Prompted by the discussion surrounding Rachel Dolezal’s NAACP resignation, this series of posts is about how and when we take performativity seriously…, and when it bows to interests in historical or experiential specificity.

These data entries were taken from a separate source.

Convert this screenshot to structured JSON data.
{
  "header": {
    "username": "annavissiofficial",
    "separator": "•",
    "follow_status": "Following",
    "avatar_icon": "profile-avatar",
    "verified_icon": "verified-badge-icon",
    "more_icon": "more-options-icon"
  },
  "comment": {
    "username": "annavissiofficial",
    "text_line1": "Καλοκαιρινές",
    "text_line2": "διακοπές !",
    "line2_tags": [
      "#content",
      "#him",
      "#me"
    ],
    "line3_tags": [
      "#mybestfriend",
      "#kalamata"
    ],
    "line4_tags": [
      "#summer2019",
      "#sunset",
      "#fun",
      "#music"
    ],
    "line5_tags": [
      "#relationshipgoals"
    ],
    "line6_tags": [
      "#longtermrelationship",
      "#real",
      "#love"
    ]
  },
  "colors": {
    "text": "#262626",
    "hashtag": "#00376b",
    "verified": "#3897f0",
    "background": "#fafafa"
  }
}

My brother, Elliot, who died in 1996, was mentally disabled. That’s him above, with my two sisters. And that’s me on the far right; he was 12 years older than me and, as a baby, had taken a particularly bad fall from his highchair; presumably, that’s what caused what, just a couple years later, became painfully apparent to my parents: he had no speech development and began suffering from repeated grand mal seizures. I won’t belabor the tragedy of his life and death, but suffice it to say that in the 1950s there was little choice but to institutionalize him, when he was a young boy, in a government-run institution. So his profound cognitive problems were quickly compounded by a number of physical problems — who knows what all abuse he was subjected to over the course of his life, but from the “cauliflower ears” and missing teeth that soon resulted, well…, it was apparent that life in the institution was horrendous. Continue reading “They’re Just Old Buildings, Right?”